What is being asked - Scan the data below. Pull out each line where "this" occurs.

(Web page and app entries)
━━━━━━━━━━━━━━━━

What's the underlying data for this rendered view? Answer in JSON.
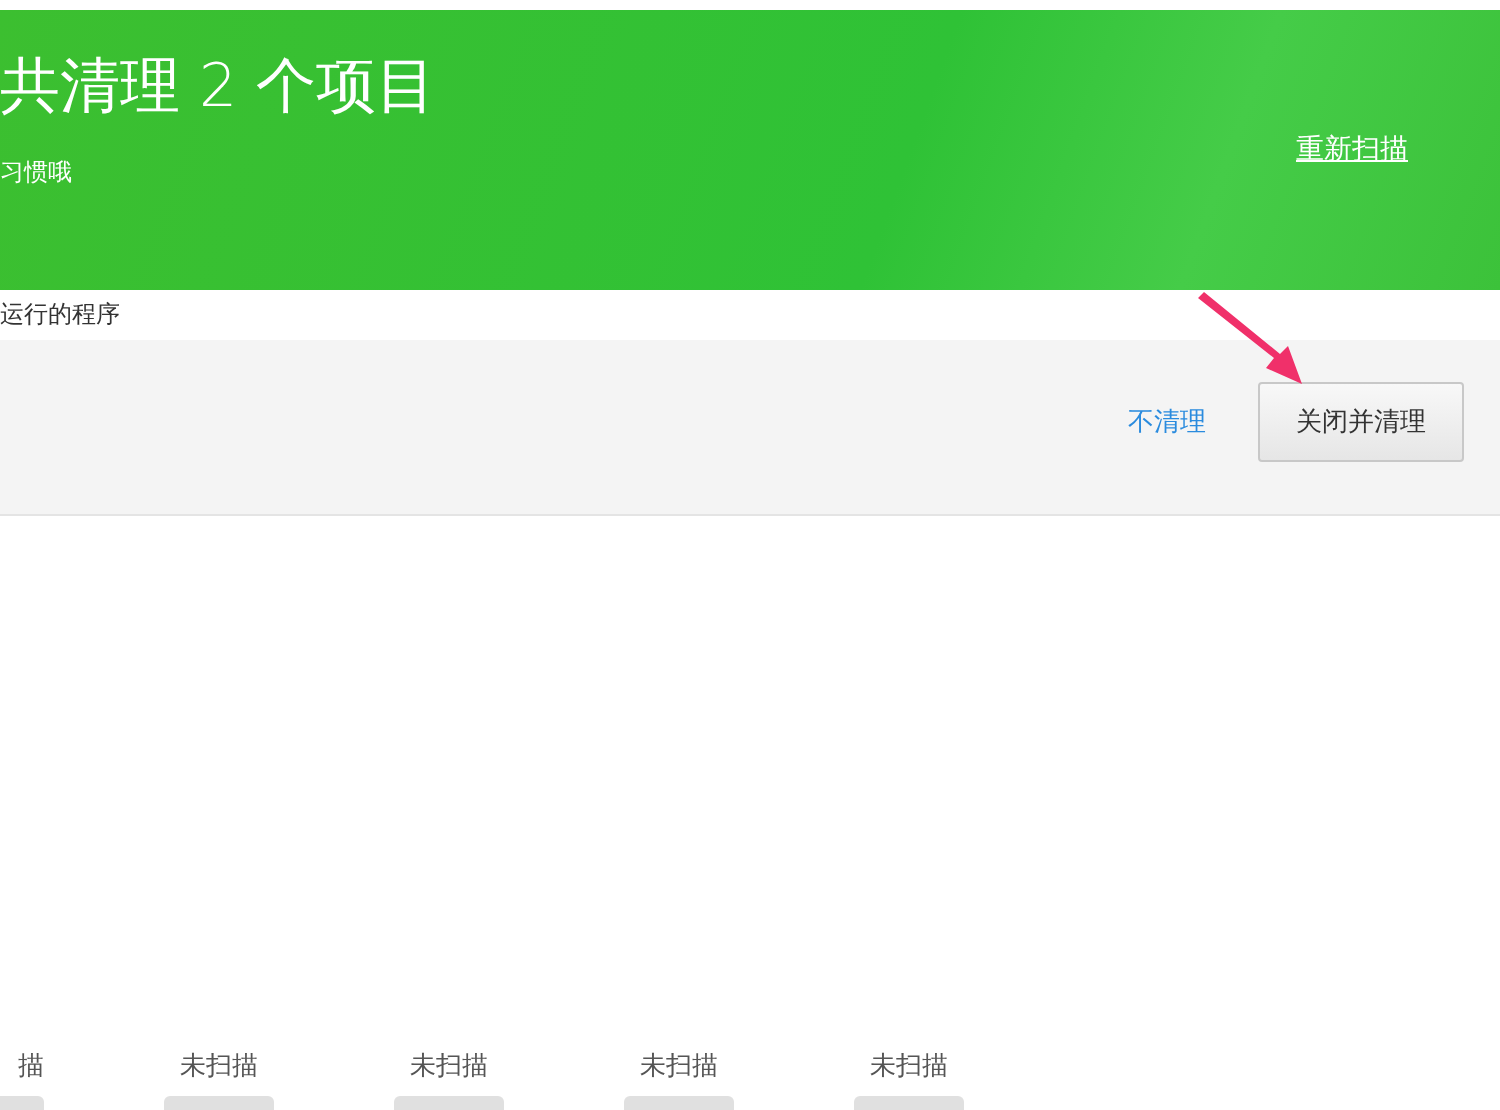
{
  "header": {
    "title": "共清理 2 个项目",
    "subtitle": "习惯哦",
    "rescan_link": "重新扫描"
  },
  "section": {
    "title": "运行的程序"
  },
  "actions": {
    "skip_link": "不清理",
    "close_button": "关闭并清理"
  },
  "scan_items": [
    {
      "label": "描"
    },
    {
      "label": "未扫描"
    },
    {
      "label": "未扫描"
    },
    {
      "label": "未扫描"
    },
    {
      "label": "未扫描"
    }
  ]
}
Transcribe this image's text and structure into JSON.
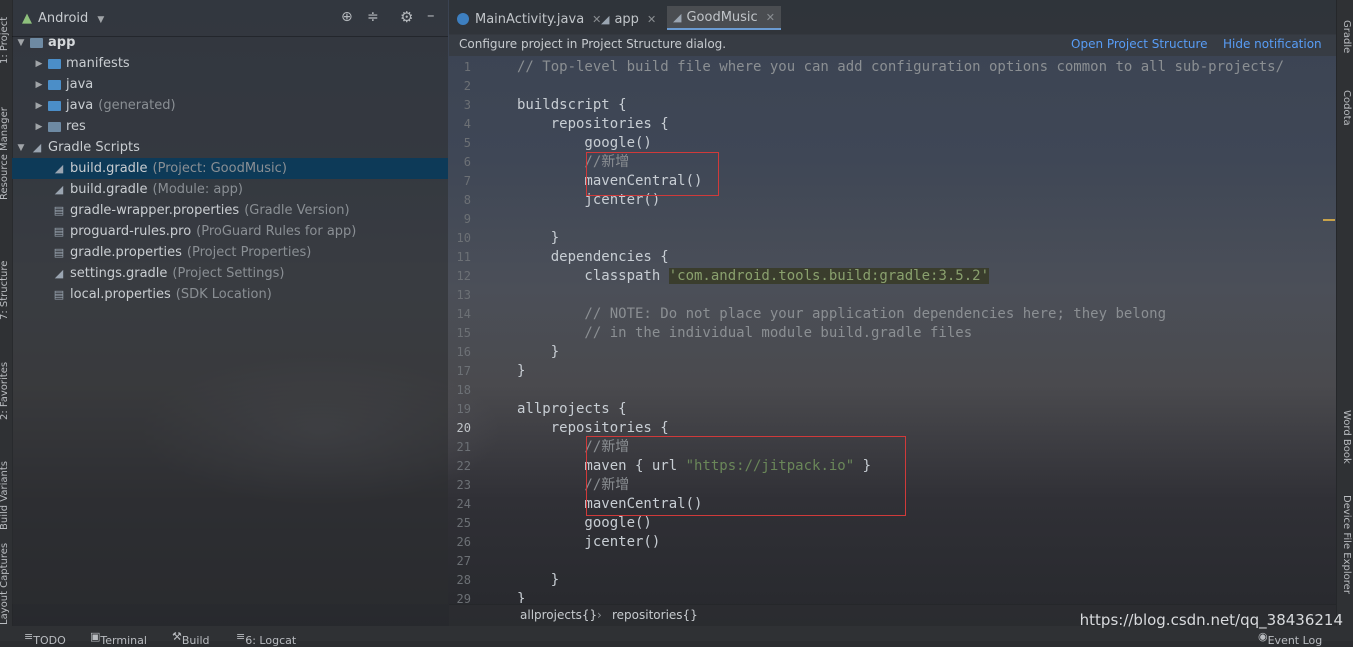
{
  "left_toolbar": {
    "tabs": [
      "1: Project",
      "Resource Manager",
      "7: Structure",
      "2: Favorites",
      "Build Variants",
      "Layout Captures"
    ]
  },
  "right_toolbar": {
    "tabs": [
      "Gradle",
      "Codota",
      "Word Book",
      "Device File Explorer"
    ]
  },
  "project_panel": {
    "view_mode": "Android",
    "tree": [
      {
        "name": "app",
        "hint": ""
      },
      {
        "name": "manifests",
        "hint": ""
      },
      {
        "name": "java",
        "hint": ""
      },
      {
        "name": "java",
        "hint": "(generated)"
      },
      {
        "name": "res",
        "hint": ""
      },
      {
        "name": "Gradle Scripts",
        "hint": ""
      },
      {
        "name": "build.gradle",
        "hint": "(Project: GoodMusic)"
      },
      {
        "name": "build.gradle",
        "hint": "(Module: app)"
      },
      {
        "name": "gradle-wrapper.properties",
        "hint": "(Gradle Version)"
      },
      {
        "name": "proguard-rules.pro",
        "hint": "(ProGuard Rules for app)"
      },
      {
        "name": "gradle.properties",
        "hint": "(Project Properties)"
      },
      {
        "name": "settings.gradle",
        "hint": "(Project Settings)"
      },
      {
        "name": "local.properties",
        "hint": "(SDK Location)"
      }
    ]
  },
  "editor": {
    "tabs": [
      {
        "label": "MainActivity.java"
      },
      {
        "label": "app"
      },
      {
        "label": "GoodMusic"
      }
    ],
    "notification": {
      "message": "Configure project in Project Structure dialog.",
      "action_open": "Open Project Structure",
      "action_hide": "Hide notification"
    },
    "line_numbers": [
      "1",
      "2",
      "3",
      "4",
      "5",
      "6",
      "7",
      "8",
      "9",
      "10",
      "11",
      "12",
      "13",
      "14",
      "15",
      "16",
      "17",
      "18",
      "19",
      "20",
      "21",
      "22",
      "23",
      "24",
      "25",
      "26",
      "27",
      "28",
      "29"
    ],
    "code_lines": [
      "// Top-level build file where you can add configuration options common to all sub-projects/",
      "",
      "buildscript {",
      "    repositories {",
      "        google()",
      "        //新增",
      "        mavenCentral()",
      "        jcenter()",
      "",
      "    }",
      "    dependencies {",
      "        classpath 'com.android.tools.build:gradle:3.5.2'",
      "",
      "        // NOTE: Do not place your application dependencies here; they belong",
      "        // in the individual module build.gradle files",
      "    }",
      "}",
      "",
      "allprojects {",
      "    repositories {",
      "        //新增",
      "        maven { url \"https://jitpack.io\" }",
      "        //新增",
      "        mavenCentral()",
      "        google()",
      "        jcenter()",
      "",
      "    }",
      "}"
    ],
    "breadcrumb": [
      "allprojects{}",
      "repositories{}"
    ]
  },
  "status_bar": {
    "items": [
      "TODO",
      "Terminal",
      "Build",
      "6: Logcat"
    ],
    "event_log": "Event Log"
  },
  "watermark": "https://blog.csdn.net/qq_38436214"
}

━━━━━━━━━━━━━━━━

Worked solution -
What's the underlying data for this rendered view? Answer in JSON.
Transcribe this image's text and structure into JSON.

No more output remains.